Renan Barao used Urijah Faber to grow the widening gulf between himself and the rest of the 135-pound division.
Barao tagged “The California Kid” with a pair of blistering right hands before finishing him with first-round hammerfists to retain the Ultimate Fighting Championship bantamweight crown in the UFC 169 headliner on Saturday at the Prudential Center in Newark, N.J. The budding Nova Uniao superstar brought it to a close 3:42 into round one, as he ran his current winning streak to a staggering 22 fights.
The champion floored Faber roughly two minutes into their encounter and dialed up knees and punches for a potential quick finish. The Team Alpha Male patriarch ran the initial gauntlet but only prolonged the inevitable. Another right hand from Barao connected and leveled the former World Extreme Cagefighting champion. A series of unanswered hammerfists came next, leading referee Herb Dean to intervene despite Faber’s immediate objections.
Few viable challengers remain for Barao at 135 pounds outside of Raphael Assuncao and T.J. Dillashaw, with the former holding the slightest edge by virtue of his head-to-head victory over “The Ultimate Fighter” Season 14 finalist. Should Assuncao defeat Francisco Rivera at UFC 170 on Feb. 22, it stands to reason that he would vault into position as the No. 1 contender. However, if the Brazilian stumbles, Dillashaw would be in line to pick up the pieces. The 27-year-old won for the fifth time in six fights at UFC Fight Night 35 in January, defeating Mike Easton by unanimous decision.
The immediate future appears even murkier for Faber, who finds himself stuck in a sort of purgatory behind the dominant Barao. He turns 35 in May and has lost his last six title fights. With that said, a rubber match with snakebitten former champion and archrival Dominick Cruz will always make sense.
In wake of UFC 169 “Barao vs. Faber 2,” here are five other matchups that ought to be made:

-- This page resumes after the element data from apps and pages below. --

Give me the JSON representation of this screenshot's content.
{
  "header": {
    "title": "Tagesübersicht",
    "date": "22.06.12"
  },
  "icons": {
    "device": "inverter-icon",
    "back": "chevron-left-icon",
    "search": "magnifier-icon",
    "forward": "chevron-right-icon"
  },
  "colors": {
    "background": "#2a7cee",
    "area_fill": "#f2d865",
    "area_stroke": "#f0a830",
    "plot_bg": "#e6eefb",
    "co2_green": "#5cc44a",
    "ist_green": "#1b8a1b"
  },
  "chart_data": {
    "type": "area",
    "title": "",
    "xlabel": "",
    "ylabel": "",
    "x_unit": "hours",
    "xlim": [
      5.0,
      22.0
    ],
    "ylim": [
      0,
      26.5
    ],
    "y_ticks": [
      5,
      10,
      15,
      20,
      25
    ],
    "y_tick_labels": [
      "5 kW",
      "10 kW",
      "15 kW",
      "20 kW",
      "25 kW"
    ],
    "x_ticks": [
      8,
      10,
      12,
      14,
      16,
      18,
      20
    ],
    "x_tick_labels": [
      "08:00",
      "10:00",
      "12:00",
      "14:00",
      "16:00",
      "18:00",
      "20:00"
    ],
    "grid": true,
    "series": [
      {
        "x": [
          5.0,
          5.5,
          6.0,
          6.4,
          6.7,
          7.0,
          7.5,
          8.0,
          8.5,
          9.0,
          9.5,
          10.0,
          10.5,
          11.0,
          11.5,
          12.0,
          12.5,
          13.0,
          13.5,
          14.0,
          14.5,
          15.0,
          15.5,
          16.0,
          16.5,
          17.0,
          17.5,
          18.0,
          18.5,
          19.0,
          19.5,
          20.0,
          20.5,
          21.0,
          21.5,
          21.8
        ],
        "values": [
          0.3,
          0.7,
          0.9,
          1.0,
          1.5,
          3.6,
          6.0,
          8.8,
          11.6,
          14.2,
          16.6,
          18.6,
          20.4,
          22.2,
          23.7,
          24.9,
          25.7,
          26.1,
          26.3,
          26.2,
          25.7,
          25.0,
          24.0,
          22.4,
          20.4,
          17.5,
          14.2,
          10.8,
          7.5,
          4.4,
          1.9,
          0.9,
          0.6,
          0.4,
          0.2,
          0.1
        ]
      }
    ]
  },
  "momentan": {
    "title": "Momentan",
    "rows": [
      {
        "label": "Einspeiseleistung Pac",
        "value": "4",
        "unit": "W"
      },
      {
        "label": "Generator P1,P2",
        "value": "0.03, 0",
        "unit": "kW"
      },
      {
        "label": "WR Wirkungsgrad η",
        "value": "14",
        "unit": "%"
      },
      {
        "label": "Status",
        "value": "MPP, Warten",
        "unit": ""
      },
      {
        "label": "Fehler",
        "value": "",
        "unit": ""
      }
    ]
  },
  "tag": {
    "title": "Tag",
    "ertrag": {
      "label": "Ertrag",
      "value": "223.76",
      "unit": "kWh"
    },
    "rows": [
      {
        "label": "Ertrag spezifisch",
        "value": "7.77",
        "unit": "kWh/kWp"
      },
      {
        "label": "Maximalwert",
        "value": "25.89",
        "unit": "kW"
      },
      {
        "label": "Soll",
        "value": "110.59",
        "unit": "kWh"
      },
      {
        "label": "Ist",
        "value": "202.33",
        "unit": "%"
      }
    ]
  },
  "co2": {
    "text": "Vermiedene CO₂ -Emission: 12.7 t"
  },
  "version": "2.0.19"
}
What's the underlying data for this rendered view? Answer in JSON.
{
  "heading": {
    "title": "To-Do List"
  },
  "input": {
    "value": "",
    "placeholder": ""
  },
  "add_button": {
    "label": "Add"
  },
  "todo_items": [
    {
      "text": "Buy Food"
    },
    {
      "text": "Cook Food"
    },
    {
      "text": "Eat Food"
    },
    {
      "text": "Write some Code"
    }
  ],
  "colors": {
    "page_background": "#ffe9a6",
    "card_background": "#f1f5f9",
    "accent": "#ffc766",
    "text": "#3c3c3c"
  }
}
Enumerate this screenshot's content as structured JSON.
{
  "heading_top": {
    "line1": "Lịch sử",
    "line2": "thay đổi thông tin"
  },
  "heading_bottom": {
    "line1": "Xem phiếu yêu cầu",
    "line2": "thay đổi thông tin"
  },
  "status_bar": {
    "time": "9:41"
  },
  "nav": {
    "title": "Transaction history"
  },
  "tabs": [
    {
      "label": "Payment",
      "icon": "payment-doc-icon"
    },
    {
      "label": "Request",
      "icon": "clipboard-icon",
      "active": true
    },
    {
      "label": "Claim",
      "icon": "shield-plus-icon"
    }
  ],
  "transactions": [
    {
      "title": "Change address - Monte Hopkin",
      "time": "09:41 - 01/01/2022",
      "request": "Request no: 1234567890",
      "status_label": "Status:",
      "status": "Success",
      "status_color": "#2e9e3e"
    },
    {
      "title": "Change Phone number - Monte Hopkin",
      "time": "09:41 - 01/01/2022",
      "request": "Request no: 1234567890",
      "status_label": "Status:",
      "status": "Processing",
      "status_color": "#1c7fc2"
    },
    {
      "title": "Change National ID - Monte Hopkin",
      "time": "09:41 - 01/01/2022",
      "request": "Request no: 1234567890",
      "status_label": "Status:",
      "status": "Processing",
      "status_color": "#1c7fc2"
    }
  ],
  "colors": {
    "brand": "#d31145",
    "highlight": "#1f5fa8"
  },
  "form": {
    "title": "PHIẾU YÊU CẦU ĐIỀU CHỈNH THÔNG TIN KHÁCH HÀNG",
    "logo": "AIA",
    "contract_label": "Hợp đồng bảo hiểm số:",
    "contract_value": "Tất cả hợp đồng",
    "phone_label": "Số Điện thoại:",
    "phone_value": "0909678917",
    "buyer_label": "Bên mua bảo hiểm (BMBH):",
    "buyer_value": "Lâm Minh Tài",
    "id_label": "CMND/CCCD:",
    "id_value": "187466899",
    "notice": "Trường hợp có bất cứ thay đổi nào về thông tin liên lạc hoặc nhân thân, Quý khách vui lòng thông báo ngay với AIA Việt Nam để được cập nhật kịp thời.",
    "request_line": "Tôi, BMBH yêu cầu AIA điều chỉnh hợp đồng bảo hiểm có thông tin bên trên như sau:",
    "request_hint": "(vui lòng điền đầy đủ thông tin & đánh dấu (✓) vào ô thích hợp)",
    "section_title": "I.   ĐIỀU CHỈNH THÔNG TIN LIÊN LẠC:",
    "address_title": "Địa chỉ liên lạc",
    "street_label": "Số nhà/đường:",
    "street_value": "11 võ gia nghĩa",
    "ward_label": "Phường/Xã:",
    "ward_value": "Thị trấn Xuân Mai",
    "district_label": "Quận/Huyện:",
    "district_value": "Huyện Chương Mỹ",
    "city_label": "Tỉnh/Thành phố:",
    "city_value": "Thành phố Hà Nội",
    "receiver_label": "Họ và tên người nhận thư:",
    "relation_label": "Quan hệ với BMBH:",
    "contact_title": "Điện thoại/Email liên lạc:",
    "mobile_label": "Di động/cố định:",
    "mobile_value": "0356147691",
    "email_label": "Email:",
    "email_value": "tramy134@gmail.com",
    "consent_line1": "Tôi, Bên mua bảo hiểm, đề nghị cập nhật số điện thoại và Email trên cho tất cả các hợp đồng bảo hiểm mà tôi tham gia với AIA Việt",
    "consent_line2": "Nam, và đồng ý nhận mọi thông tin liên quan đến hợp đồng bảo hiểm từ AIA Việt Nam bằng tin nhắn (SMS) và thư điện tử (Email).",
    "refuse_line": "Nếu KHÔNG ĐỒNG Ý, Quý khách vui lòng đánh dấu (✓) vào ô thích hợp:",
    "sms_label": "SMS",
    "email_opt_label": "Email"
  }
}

Jose Aldo vs. Chad Mendes: Though largely overshadowed by his Nova Uniao stablemate in the main event, Aldo was nevertheless dominant in retaining his featherweight championship with a one-sided unanimous decision over Ricardo Lamas. The Brazilian dynamo has rattled off 16 consecutive victories and firmly entrenched himself as one of the top pound-for-pound fighters in the sport. Mendes last fought at UFC on Fox 9 in December, when he overcame illness to outpoint American Top Team’s Nik Lentz. The Team Alpha Male standout owns a 7-1 record in the UFC, a knockout loss to Aldo in January 2012 the lone misstep.
Alistair Overeem vs. Stipe Miocic: Overeem returned to the winner’s circle for the first time in more than two years, as he thumped a fading Frank Mir for the better part of three rounds en route to a one-sided decision. The “Demolition Man” remains one of MMA’s more intriguing heavyweights despite recent knockout losses to Antonio Silva and Travis Browne. Now 5-1 in the UFC, the fast-rising Miocic cruised to a unanimous verdict over Gabriel Gonzaga at UFC on Fox 10 on Jan. 25.
Ali Bagautinov vs. John Dodson: Outside of a second-round burst of vicious body blows, Bagautinov largely controlled and contained the heavy-handed John Lineker in capturing a unanimous decision. A two-time combat sambo world champion, the Dagestani flyweight has pieced together an impressive 11-fight winning streak and emerged as a potential title contender at 125 pounds. Dodson has been sidelined with a knee injury since he knocked out Darrell Montague at UFC 166 in October. “The Ultimate Fighter” Season 14 winner has compiled a 4-1 mark since arriving in the UFC in 2011, losing only to flyweight champion Demetrious Johnson.
Abel Trujillo vs. Bobby Green: Even MMA generates a Hail Mary from time to time. On the eve of Super Bowl XLVIII, a badly hurt Trujillo knocked out onetime WEC champion Jamie Varner with a right hook during a wild second-round exchange. The 30-year-old Blackzilians representative survived a barrage from Varner and uncorked a series of haymakers, one of which found its mark. Trujillo was originally booked to face Green at UFC 169 before the former two-division King of the Cage titleholder withdrew for undisclosed reasons. Green has posted seven consecutive wins, including victories over Jacob Volkmann, James Krause and Pat Healy inside the Octagon.
Ricardo Lamas vs. Nik Lentz: Like so many others before him, Lamas was simply outclassed against the aforementioned Aldo. Trapped on his feet and under fire from multi-punch and multi-kick combinations, “The Bully” went all five rounds with the featherweight champion. He made one final pass at an upset late in round five, where he scrambled into top position and targeted Aldo with ground-and-pound. However, his late surge did not produce the necessary finish. His title bid denied, Lamas must now focus on the long climb back to contention. American Top Team’s Lentz finds himself in a similar position, having fallen short against Mendes at UFC on Fox 9 in December.